The debate varies from company to company, sector to sector and region to region, but there is an undisputable energy around the future relationship between the organisation, the team and the individual. We will be sharing our observations, thoughts and highlights from the media over this and future editions.
In this edition we explore ‘the great return to work’…
“a number of clients… are really focussing on the true value of workplace in terms of offer to staff…”
Some of the big investment banks have been pushing hard for a return to the office, while some – but not all – of the larger tech players have come down strongly in favour of home working, including Spotify and Twitter. Facebook has said its employees can work from home permanently, although Google wants 60% of its staff in the office at least three days a week. The accounting firms have generally adopted a flexible approach, with PwC announcing a new deal for its staff in March, while employees at EY will work from home at least two days a week even once lockdown is lifted, as will KPMG employees.

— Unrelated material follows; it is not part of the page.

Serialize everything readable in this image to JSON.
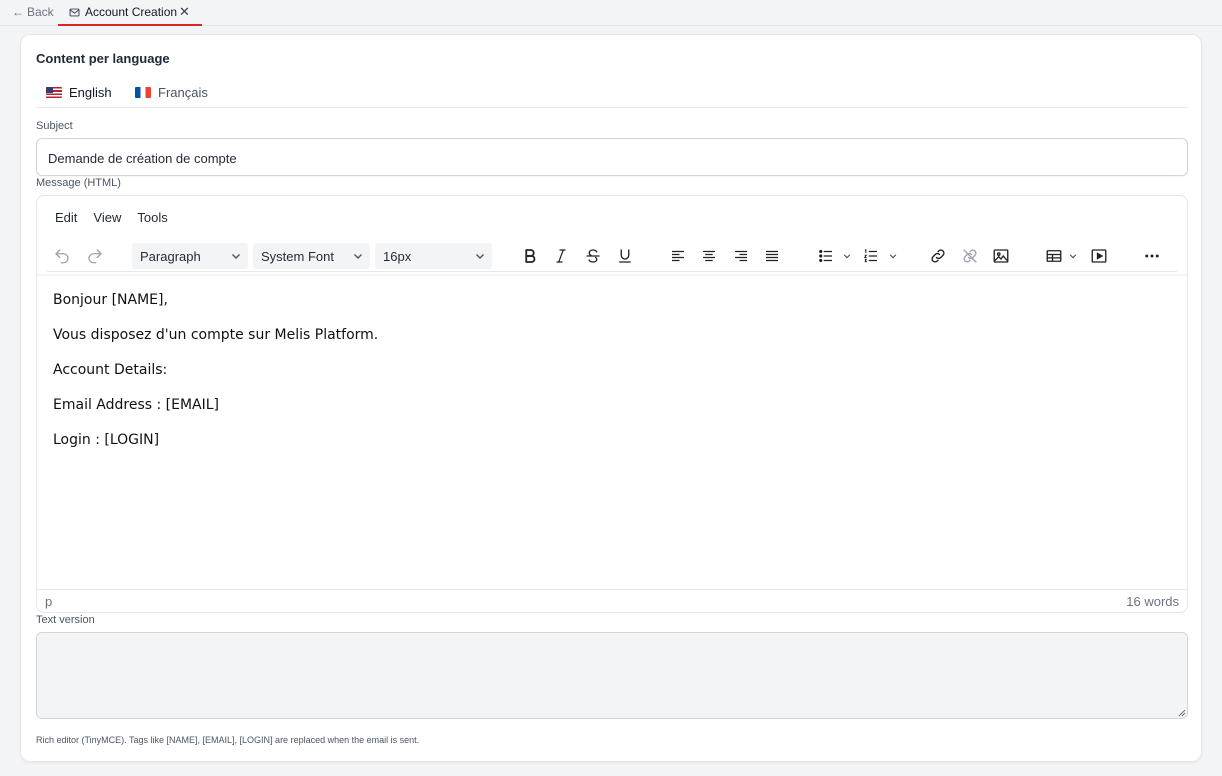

A number of UK clients, particularly in the growth sectors around Tech and Data, are really focussing on the true value of workplace in terms of offer to staff, including location, sustainability, environment and wellbeing. The aim is to create imaginative and innovative elements which are closely aligned to culture, people development, recruitment and retention. And the current backdrop is seen as a critical opportunity to leverage changes in business dynamics to drive growth and future success.
We’ve also seen the leadership in organisations traditionally thought of as ‘conservative’ – such as those in professional services, finance and the third sector – investing time and energy into identifying aspects of workplace that support effective future performance for their people and the business as a whole.
It is clear to us that we are heading towards a hybrid model which entails a mix of office and remote working. In part this will be driven by corporate cost-cutting, more efficient use of space and also – perhaps more importantly – the fact that choice and flexibility for employees will become the cornerstone of talent attraction and retention policies. Indeed, the pandemic has also brought greater scrutiny on employee benefits, with a recent poll suggesting that 46% of employees had been re-evaluating their benefits packages.
That said, the ‘death of the office’ has been much overstated. So, while we expect trips to the office to become less routine and more purpose-driven, the need for high quality collaborative environments and client meeting space remains as strong as ever.
“…the need for high quality collaborative environments and client meeting space remains as strong as ever.”
The full impact of the pandemic on space requirements and values may take some time to play out, but the continued growth in flexible workspace concepts aligns perfectly with recent events. And against the background of the UK’s worst economic performance in 300 years, most corporate occupiers will surely be reviewing their property strategies and building in greater flexibility.
With much of the transport network running limited services for the last year, a comprehensive review of the railways will bring with it more flexible ticketing in line with the shift towards more remote working practices. The importance of workers to city centres became apparent during the pandemic and the question arises as to how less frequent commuting may impact on the retail and catering sectors in particular. Fewer workers means fewer coffees, fewer beers and fewer working lunches; and retail outlets in travel termini will be less busy too.
Recent research by the ONS highlighted the importance of management during the pandemic, which showed that well-managed businesses have better adapted to new working practices such as home working. The same article also quoted research published in February by the IZA Institute of Labor Economics, which demonstrates the importance of good management in driving growth, innovation and productivity.
And finally, on a slightly lighter note, with etiquette uppermost in our minds as we return to the office, a recent article on the BBC website analysed the pros and cons of using graphic language in the workplace. While some research suggests that swearing may make you appear more trustworthy and intelligent, the overall conclusion is that using profanities in the office is risky given the potential to cause offence. Sounds like common sense but – if in doubt – don’t say it!